# Left-Right-Rotation of AVL-Tree

For AVL-Tree there exists the following Rotations for Balancing:

• Left Rotation
• Right Rotation
• Left-Right Rotation
• Right-Left Rotation

My Question is about the Naming for the Double-Rotations. Sometimes a Left-Right Rotation is defined as a Left-Rotation followed by a Right-Rotation. This is for me the logical case. Sometimes a Left-Right Rotation is defined as a Right-Rotation followed by a Left-Rotation.

Is there a reason for this different definitions? I think it is only a Exchange of the terms - but why?

• Where did you see that "a Left-Right Rotation is defined as a Right-Rotation followed by a Left-Rotation"? such as this one by by John Hargrove (cise.ufl.edu/~nemo/cop3530/AVL-Tree-Rotations.pdf)? Commented Sep 27, 2018 at 16:28

I would say they are just personal preferences without any particular naming rules or standard attached. Just as you said, it is only a exchange of the terms. There is negligible if any other difference.

The logical choice for me is also letting Left-Right Rotation be the Left-Rotation followed by a Right-Rotation.

However, a few people might prefer to recognize Left-Right Rotation as primarily a Left-Rotation (the larger rotation) with a Right-Rotation before it (as a delta operation). In this way, both Left-Rotation and Left-Right-Rotation moves the (larger) right subtree to the left.

In case you might think this is the whole story, here is more naming confusion and conflict.

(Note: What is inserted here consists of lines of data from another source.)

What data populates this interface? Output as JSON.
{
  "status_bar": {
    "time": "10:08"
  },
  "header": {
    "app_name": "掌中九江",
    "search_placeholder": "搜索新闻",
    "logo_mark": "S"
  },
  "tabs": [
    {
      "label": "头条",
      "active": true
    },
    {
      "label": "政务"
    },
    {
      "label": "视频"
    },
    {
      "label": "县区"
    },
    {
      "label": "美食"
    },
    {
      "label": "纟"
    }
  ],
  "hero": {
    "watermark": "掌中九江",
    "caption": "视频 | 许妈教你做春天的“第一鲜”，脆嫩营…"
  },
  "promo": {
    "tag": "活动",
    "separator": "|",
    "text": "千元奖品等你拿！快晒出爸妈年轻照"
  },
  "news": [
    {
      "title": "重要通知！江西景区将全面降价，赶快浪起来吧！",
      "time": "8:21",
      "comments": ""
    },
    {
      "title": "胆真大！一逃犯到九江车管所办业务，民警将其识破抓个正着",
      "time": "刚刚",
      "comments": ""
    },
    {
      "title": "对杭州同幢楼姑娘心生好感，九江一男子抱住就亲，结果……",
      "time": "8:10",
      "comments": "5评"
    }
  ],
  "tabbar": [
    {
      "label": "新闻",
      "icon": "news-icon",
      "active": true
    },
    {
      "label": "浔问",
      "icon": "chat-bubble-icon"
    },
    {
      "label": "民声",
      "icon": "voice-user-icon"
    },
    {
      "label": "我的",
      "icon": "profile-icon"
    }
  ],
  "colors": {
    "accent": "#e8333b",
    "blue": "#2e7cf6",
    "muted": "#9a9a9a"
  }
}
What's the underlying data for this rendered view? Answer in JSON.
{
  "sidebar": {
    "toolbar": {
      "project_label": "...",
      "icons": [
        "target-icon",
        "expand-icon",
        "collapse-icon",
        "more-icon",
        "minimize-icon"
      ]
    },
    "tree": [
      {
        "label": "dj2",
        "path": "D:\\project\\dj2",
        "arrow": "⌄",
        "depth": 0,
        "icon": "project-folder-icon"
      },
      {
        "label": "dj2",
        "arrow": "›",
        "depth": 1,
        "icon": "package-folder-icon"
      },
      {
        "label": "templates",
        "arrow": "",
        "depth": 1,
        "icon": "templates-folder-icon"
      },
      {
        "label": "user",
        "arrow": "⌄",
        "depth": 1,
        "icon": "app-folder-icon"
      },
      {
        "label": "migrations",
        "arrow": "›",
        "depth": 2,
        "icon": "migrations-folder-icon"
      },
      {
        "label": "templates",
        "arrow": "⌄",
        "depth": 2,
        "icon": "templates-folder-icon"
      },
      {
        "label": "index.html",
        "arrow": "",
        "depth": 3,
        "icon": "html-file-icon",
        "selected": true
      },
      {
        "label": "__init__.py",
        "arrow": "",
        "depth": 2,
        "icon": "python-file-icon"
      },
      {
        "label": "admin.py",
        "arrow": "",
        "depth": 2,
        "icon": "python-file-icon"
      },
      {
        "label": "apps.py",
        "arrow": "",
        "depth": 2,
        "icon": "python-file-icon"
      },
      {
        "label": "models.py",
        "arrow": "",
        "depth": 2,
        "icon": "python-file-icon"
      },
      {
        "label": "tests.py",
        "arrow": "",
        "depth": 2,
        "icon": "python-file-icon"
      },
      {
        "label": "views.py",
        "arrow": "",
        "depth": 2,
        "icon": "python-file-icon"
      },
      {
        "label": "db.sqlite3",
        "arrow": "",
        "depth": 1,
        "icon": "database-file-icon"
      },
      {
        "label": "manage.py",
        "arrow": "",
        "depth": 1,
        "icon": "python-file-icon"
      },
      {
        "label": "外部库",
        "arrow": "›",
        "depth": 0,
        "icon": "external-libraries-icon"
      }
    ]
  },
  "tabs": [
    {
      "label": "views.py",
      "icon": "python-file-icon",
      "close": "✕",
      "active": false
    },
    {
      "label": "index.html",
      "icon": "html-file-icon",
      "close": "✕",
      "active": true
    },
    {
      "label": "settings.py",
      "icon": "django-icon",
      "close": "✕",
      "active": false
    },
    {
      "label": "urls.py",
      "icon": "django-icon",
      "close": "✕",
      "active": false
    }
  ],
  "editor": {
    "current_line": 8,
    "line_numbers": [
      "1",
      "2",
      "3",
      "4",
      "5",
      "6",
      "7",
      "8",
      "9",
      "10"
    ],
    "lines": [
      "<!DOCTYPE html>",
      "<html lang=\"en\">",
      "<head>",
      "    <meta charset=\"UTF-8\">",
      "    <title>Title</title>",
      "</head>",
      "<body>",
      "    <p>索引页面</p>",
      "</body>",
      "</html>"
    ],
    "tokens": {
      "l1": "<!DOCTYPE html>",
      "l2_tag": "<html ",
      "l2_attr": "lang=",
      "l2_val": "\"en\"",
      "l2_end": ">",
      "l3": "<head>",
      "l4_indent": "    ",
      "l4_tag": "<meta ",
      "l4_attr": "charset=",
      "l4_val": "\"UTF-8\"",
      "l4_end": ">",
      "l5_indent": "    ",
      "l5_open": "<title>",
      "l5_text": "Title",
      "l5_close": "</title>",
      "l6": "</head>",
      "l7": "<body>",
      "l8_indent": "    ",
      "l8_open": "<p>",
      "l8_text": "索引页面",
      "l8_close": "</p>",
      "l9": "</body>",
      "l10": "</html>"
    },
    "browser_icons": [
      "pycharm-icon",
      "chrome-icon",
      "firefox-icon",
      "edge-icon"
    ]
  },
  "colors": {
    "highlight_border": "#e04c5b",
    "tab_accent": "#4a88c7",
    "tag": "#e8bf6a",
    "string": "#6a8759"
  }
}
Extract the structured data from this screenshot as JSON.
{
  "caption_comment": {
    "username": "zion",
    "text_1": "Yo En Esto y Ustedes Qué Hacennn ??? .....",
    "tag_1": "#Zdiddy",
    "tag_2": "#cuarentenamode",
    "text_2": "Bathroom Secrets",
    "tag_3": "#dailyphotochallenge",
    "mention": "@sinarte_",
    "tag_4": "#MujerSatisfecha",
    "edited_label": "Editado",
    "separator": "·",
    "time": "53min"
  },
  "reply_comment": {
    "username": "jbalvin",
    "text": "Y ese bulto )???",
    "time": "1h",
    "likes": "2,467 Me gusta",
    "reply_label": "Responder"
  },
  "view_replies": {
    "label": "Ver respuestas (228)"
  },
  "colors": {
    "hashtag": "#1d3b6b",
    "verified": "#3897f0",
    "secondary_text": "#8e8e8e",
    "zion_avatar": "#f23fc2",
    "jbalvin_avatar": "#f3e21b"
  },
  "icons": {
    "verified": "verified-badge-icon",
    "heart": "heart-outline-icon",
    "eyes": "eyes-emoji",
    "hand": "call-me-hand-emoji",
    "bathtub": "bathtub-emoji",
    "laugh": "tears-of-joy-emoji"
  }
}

People may even differ on which tree rotation should be called Left-Rotation and which one should be called Right-Rotation! Not only with AVL trees, but possibly also with other kinds of binary search trees that use rotations to maintain balance. Here is an excerpt from the wikipedia item for tree rotation.

In discrete mathematics, tree rotation is an operation on a binary tree that changes the structure without interfering with the order of the elements. A tree rotation moves one node up in the tree and one node down. It is used to change the shape of the tree, and in particular to decrease its height by moving smaller subtrees down and larger subtrees up, resulting in improved performance of many tree operations.

There exists an inconsistency in different descriptions as to the definition of the direction of rotations. Some say that the direction of rotation reflects the direction that a node is moving upon rotation (a left child rotating into its parent's location is a right rotation) while others say that the direction of rotation reflects which subtree is rotating (a left subtree rotating into its parent's location is a left rotation, the opposite of the former). This article takes the approach of the directional movement of the rotating node.

So, should we take some action to make it more consistent? Probably not necessarily. As far as I have experienced and as far as I have checked[1][2][3][4][5], the approach taken by Wikipedia, which calls the rotation in the counterclockwise direction left rotation and which calls the left rotation followed by right rotation left-right rotation is far more popular. I will stick to that approach myself. I would recommend you stick to that approach, which you are comfortable with as well.